What to produce: Scan the records for the string "標準偏差"; copy each line where it occurs.
___ Data for analysis ___
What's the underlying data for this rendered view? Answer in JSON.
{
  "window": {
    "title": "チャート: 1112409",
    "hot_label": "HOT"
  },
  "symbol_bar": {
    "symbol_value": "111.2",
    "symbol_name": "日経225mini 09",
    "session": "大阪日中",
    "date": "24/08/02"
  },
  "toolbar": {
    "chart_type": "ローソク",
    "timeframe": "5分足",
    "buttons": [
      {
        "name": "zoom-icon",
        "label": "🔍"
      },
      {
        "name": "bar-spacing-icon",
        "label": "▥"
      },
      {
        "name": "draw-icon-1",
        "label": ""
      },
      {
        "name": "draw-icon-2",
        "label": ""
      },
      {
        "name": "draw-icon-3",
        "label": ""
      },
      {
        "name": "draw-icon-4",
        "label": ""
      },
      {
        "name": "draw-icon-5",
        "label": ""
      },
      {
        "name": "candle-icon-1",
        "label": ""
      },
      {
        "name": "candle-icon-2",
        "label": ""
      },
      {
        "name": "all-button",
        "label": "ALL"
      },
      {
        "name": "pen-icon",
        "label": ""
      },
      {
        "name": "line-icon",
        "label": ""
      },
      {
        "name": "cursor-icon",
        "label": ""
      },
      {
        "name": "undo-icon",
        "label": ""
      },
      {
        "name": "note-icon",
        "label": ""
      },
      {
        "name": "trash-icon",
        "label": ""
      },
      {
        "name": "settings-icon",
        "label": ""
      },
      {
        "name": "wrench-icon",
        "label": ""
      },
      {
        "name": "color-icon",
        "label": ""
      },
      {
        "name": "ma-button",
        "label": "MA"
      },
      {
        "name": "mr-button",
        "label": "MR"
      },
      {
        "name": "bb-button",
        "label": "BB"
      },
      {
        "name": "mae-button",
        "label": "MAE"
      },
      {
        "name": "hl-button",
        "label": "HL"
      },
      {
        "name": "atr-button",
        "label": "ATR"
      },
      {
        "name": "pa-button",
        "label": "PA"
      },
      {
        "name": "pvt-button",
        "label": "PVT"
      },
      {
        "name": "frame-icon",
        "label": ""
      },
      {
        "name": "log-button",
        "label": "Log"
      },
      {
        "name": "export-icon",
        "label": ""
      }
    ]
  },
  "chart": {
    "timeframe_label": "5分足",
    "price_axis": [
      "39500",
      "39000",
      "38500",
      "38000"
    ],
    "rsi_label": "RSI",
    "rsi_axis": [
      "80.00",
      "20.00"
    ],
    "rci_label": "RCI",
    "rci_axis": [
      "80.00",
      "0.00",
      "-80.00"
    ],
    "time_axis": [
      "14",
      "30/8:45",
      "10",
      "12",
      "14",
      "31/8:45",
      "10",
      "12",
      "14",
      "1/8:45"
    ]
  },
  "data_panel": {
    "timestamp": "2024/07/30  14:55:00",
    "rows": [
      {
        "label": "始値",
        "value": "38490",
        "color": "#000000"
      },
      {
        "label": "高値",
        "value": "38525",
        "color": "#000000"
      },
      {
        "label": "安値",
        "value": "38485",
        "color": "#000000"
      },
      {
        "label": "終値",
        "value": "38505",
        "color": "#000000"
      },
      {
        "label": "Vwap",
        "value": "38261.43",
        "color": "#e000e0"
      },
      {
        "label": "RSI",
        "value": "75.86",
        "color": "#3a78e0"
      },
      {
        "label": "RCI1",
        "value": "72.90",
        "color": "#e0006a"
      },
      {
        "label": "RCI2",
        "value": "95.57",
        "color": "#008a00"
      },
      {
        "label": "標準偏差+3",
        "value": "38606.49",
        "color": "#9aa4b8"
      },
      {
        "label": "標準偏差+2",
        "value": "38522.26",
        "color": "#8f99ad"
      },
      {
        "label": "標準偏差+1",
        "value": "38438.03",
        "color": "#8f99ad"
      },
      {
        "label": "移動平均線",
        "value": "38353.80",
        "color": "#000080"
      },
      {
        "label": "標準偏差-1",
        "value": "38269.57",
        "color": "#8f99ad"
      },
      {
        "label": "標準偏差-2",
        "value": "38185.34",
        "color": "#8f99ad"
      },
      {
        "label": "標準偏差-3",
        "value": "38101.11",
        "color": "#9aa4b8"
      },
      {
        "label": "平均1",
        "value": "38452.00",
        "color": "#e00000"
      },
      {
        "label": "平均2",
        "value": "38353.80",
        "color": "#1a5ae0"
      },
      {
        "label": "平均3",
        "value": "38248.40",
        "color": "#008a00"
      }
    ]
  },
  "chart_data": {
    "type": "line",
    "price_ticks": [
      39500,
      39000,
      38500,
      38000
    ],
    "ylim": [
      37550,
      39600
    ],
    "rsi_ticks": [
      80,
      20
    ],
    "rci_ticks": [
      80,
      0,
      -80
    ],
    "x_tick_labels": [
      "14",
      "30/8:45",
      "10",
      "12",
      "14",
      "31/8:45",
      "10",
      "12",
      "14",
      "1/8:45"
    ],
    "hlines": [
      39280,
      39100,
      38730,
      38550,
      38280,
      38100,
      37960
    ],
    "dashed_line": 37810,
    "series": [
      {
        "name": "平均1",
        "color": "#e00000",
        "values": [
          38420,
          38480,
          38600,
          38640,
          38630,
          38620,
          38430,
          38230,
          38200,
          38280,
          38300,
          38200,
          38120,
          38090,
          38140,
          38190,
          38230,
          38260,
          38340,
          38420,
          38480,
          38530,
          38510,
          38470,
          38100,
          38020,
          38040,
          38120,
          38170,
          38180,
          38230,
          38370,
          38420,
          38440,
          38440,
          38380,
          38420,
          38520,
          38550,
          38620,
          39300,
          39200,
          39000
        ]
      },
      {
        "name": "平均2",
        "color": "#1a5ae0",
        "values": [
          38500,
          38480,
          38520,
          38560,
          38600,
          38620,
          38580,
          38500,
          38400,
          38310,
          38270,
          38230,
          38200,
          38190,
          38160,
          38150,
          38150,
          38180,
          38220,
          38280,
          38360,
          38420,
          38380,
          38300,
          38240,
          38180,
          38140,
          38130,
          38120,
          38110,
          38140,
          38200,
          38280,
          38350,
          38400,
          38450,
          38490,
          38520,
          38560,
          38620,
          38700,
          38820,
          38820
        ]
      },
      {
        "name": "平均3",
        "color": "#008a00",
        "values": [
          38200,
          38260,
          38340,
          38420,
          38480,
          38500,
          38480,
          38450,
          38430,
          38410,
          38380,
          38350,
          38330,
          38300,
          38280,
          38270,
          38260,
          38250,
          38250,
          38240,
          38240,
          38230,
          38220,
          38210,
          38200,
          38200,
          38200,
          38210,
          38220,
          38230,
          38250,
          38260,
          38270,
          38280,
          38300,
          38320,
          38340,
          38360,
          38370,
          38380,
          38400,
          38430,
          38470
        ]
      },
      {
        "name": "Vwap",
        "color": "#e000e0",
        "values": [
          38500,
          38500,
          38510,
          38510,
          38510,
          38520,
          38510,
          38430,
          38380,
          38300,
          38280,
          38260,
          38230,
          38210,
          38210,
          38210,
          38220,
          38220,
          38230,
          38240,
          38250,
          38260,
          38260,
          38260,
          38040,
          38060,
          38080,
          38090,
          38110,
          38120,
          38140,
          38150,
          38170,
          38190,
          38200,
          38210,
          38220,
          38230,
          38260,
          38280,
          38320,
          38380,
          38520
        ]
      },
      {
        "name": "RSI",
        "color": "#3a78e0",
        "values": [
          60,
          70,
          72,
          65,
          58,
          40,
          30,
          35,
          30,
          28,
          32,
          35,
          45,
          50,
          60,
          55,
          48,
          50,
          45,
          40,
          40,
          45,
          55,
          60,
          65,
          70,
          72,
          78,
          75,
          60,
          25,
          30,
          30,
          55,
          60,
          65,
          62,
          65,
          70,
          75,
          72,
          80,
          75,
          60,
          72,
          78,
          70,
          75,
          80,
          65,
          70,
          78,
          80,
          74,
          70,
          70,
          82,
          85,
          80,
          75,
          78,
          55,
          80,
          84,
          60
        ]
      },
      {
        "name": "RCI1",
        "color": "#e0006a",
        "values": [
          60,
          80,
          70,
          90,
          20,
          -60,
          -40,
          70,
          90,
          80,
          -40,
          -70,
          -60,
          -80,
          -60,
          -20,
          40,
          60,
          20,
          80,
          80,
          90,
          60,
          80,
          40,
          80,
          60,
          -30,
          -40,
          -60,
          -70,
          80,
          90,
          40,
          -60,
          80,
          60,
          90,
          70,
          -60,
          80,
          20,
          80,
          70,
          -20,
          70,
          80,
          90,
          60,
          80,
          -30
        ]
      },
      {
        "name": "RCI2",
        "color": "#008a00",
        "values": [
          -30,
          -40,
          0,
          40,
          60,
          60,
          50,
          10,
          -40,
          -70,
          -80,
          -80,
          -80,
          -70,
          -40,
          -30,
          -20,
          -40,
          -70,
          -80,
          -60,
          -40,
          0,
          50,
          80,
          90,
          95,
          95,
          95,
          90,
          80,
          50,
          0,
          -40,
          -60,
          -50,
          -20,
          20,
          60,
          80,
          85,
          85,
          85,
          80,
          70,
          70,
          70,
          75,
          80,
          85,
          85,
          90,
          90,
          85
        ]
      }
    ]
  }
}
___
Exercise result:
        "label": "標準偏差+3",
        "label": "標準偏差+2",
        "label": "標準偏差+1",
        "label": "標準偏差-1",
        "label": "標準偏差-2",
        "label": "標準偏差-3",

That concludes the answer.